Leave it Better Than You Found it
It’s ok if these concepts are new to you, don’t let it stop you from exploring the Jackson Hole wilderness. Even outdoor experts had to start somewhere. Getting outdoors is becoming more and more popular, so it’s up to wilderness visitors of all kinds to be stewards for our wild spaces.
Remember, the more you know and practice Leave No Trace, the better off the wilderness will be. We are all better off the more empowered we are about wilderness stewardship. Feel free to spread the word and share the trash you collect on social media. Gather your friend and tell them about how you saw a moose and her baby from a safe distance. Sharing is caring so go ahead and spread the good word about Leave No Trace.
These tips are designed to help those enjoying the outdoors by day. If you would like to learn more, we encourage you to check out the Leave No Trace website. If you have a question specific to the area you plan to visit (such as a national park or wilderness area) call the local ranger station and inquire. They are always happy to help those who are trying to to do the right thing.
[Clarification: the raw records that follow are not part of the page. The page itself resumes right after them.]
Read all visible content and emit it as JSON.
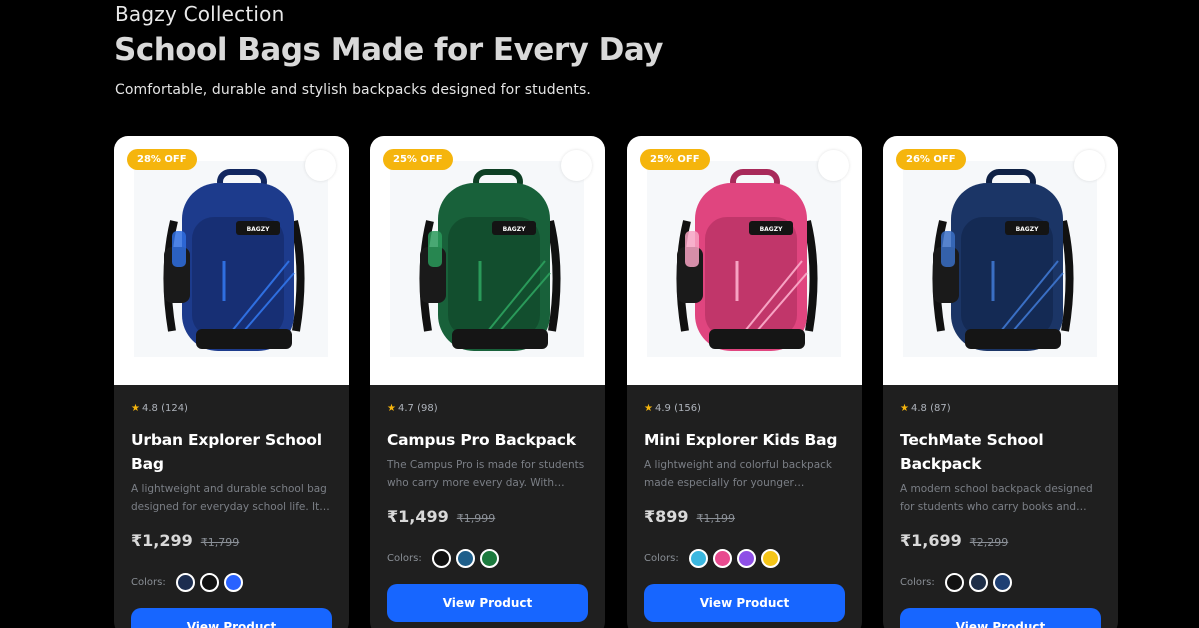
{
  "header": {
    "brand": "Bagzy Collection",
    "headline": "School Bags Made for Every Day",
    "subtitle": "Comfortable, durable and stylish backpacks designed for students."
  },
  "ui": {
    "colors_label": "Colors:",
    "view_button": "View Product",
    "accent": "#1766ff",
    "badge_color": "#f5b50d",
    "star_color": "#f5b50d"
  },
  "products": [
    {
      "discount": "28% OFF",
      "rating": "4.8",
      "reviews": "(124)",
      "title": "Urban Explorer School Bag",
      "description": "A lightweight and durable school bag designed for everyday school life. It…",
      "price": "₹1,299",
      "old_price": "₹1,799",
      "bag_color": "#1d3b8c",
      "bag_dark": "#122760",
      "accent_stripe": "#2f6fe0",
      "colors": [
        "#1c2d4f",
        "#111111",
        "#2962ff"
      ]
    },
    {
      "discount": "25% OFF",
      "rating": "4.7",
      "reviews": "(98)",
      "title": "Campus Pro Backpack",
      "description": "The Campus Pro is made for students who carry more every day. With multipl…",
      "price": "₹1,499",
      "old_price": "₹1,999",
      "bag_color": "#18613a",
      "bag_dark": "#0e3f24",
      "accent_stripe": "#2a9a5a",
      "colors": [
        "#111111",
        "#1f5f8b",
        "#1c7a3e"
      ]
    },
    {
      "discount": "25% OFF",
      "rating": "4.9",
      "reviews": "(156)",
      "title": "Mini Explorer Kids Bag",
      "description": "A lightweight and colorful backpack made especially for younger students…",
      "price": "₹899",
      "old_price": "₹1,199",
      "bag_color": "#e0457f",
      "bag_dark": "#a82a5a",
      "accent_stripe": "#f7a3c3",
      "colors": [
        "#3bb7e0",
        "#e84a8f",
        "#8e4fe6",
        "#f5c518"
      ]
    },
    {
      "discount": "26% OFF",
      "rating": "4.8",
      "reviews": "(87)",
      "title": "TechMate School Backpack",
      "description": "A modern school backpack designed for students who carry books and…",
      "price": "₹1,699",
      "old_price": "₹2,299",
      "bag_color": "#1b3566",
      "bag_dark": "#0f2145",
      "accent_stripe": "#3a6fc4",
      "colors": [
        "#111111",
        "#1e2e47",
        "#1e3f73"
      ]
    }
  ]
}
Now you’re armed with some Leave No Trace know-how for the Jackson Hole area. Be sure to practice what you’ve learned and be a better steward for the wild spaces we call home.